for a set.

You can consult the return value to determine whether or not an insertion was actually performed.

If you're using C++11, you have two more choices, which are `std::unordered_map`

and `std::unordered_set`

. These both have amortized `O(1)`

performance for insertions and lookups. However, they also require that the key (or value, in the case of set) be hashable, which means you'll need to specialize `std::hash<>`

for your key.
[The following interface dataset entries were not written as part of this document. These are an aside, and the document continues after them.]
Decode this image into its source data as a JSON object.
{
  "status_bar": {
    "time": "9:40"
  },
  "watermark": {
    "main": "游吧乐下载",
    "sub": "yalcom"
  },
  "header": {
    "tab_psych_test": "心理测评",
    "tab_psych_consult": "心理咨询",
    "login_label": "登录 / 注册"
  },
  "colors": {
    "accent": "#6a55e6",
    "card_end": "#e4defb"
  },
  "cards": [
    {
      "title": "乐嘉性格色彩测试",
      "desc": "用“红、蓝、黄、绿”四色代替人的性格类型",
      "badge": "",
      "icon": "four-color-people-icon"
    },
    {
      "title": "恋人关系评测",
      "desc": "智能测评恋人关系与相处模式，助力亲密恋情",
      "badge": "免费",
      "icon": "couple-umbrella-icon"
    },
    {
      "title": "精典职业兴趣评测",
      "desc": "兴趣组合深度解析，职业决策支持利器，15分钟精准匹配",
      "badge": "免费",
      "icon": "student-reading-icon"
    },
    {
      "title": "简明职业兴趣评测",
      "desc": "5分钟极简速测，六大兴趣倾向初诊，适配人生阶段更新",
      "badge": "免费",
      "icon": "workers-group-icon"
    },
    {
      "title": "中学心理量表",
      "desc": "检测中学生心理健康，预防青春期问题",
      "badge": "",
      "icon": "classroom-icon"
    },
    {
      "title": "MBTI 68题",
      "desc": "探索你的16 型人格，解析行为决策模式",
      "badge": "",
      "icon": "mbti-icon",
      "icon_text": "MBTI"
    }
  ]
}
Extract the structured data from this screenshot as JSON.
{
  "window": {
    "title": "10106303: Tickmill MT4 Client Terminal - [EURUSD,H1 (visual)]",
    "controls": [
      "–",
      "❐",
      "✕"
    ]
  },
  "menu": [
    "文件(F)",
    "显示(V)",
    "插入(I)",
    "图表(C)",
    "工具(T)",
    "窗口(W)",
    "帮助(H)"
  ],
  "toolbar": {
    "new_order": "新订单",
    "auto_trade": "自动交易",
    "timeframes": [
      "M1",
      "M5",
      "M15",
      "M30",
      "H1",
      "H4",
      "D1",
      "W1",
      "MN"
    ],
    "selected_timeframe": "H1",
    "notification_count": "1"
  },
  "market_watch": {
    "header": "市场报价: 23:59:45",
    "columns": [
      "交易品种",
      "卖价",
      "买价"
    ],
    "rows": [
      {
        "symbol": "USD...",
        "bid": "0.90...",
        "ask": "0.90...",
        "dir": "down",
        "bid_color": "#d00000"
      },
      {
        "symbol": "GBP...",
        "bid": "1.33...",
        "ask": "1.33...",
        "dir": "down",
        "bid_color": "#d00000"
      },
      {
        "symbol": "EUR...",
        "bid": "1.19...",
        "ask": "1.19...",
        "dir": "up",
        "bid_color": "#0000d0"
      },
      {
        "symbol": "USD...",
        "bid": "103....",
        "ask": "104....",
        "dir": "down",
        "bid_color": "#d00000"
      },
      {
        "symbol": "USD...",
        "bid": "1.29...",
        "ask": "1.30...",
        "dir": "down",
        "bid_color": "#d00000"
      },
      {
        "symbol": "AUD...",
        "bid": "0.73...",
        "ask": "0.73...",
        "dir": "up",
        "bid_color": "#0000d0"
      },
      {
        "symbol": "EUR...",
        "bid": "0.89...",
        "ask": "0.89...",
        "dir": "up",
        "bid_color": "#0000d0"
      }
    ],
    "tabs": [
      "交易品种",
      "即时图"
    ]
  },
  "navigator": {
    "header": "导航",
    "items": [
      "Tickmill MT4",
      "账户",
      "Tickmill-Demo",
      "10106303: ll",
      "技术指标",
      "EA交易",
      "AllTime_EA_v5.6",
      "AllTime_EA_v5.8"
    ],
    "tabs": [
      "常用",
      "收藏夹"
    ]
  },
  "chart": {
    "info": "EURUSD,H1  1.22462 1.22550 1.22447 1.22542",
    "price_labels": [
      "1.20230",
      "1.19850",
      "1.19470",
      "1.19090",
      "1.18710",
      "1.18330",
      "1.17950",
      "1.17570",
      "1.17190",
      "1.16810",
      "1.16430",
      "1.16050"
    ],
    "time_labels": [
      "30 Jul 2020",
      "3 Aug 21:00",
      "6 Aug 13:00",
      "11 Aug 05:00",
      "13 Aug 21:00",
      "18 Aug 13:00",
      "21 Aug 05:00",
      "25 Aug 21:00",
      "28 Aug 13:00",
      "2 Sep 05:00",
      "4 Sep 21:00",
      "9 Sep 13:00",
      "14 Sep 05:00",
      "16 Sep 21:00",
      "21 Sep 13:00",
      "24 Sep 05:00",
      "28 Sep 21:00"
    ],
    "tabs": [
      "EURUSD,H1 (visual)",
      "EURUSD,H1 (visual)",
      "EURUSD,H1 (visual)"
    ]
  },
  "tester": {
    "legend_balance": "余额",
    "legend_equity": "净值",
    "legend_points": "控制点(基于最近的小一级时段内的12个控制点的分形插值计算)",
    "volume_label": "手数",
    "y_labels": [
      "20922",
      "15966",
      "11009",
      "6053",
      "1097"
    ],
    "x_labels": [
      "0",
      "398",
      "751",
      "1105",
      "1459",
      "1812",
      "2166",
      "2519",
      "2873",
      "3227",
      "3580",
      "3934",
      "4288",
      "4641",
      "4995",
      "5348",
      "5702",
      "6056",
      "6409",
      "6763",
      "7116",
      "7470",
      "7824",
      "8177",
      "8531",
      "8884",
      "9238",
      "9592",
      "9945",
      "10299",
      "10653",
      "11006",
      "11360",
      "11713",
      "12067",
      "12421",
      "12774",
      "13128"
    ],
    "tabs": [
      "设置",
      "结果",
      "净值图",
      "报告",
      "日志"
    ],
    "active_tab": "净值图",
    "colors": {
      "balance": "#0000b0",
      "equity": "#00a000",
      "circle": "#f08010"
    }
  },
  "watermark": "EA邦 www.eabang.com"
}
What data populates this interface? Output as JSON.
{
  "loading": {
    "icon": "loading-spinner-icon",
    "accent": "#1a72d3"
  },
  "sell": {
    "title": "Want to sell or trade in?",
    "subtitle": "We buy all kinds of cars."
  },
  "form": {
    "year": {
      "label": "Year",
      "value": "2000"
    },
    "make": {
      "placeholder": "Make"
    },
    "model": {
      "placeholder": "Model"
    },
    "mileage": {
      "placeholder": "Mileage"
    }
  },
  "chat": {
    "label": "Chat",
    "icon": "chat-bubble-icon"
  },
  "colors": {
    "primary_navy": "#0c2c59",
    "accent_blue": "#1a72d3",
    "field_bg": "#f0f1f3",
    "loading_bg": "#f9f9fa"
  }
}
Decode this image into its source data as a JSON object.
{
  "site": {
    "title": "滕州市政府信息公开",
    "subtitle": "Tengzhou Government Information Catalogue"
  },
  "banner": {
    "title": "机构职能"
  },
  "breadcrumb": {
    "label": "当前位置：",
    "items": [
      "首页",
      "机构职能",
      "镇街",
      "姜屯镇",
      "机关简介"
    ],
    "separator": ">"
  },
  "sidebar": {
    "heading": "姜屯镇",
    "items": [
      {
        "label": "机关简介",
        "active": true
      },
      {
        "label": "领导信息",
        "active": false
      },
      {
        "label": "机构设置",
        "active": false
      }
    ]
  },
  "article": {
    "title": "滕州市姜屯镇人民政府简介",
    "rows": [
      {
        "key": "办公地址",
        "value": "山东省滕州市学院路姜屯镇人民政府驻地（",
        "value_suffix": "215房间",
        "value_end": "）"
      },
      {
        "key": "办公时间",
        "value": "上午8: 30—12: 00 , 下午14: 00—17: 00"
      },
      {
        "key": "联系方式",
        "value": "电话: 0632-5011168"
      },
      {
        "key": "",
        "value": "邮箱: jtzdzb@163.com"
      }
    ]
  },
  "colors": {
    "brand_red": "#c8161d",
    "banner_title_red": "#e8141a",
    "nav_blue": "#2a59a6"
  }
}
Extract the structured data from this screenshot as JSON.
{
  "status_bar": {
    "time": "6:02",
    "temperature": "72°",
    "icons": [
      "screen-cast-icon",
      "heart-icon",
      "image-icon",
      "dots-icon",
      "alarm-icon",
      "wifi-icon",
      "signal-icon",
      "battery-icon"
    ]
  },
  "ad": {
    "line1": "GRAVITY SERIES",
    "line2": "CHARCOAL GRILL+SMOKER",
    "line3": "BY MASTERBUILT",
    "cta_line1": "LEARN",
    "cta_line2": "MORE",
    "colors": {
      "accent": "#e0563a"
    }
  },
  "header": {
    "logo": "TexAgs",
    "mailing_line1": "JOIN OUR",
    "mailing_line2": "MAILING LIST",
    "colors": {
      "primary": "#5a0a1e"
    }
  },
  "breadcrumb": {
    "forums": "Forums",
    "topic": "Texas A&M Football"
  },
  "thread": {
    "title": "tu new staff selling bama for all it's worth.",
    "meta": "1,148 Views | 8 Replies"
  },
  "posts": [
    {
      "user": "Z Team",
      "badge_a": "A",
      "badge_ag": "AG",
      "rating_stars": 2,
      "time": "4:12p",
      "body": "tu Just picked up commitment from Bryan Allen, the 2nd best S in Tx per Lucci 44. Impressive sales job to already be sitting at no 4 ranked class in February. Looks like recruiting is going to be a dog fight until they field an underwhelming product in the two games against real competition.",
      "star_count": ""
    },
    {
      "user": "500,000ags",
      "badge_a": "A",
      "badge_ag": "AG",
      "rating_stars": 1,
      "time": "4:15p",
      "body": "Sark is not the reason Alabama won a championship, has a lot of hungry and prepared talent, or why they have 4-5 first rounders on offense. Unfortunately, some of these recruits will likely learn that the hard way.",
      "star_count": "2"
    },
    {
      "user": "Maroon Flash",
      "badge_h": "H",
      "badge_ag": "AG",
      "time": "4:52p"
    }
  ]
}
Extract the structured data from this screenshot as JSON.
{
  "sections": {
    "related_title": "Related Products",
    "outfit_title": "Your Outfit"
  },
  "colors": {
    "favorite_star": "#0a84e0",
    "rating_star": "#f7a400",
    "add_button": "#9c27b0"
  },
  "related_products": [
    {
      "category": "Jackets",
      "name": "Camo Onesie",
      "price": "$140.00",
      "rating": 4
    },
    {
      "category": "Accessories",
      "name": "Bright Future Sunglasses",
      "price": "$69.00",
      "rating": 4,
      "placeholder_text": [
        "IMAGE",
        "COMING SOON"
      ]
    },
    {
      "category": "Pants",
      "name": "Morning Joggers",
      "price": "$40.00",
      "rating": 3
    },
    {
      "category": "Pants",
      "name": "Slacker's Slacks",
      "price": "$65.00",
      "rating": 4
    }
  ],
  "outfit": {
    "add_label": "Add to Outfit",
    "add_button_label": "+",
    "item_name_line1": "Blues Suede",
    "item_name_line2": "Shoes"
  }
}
Conversely, `std::map`

and `std::set`

require that your key (or value, in the case of set) respond to `operator<()`

.

I read that find in set is very slow O(N) versus O(logN)" If you're referring to`std::set<>`

, then no, that's incorrect.`std::set`

doesn't insert duplicates and is typically implemented as a red-black tree (ref).std::find performs a linear search, so the time it takes is proportional to N (where N is the number of elements you're looking through), while the time taken by set::find is proportional to log N`std::find`

.`std::find()`

algorithm over a`std::set<>`

is O(N), which is correct – but you shouldn't be using`std::find()`

over a`std::set<>`

in the first place, you should be using`std::set<>::find()`

, so it's a moot point.4more comments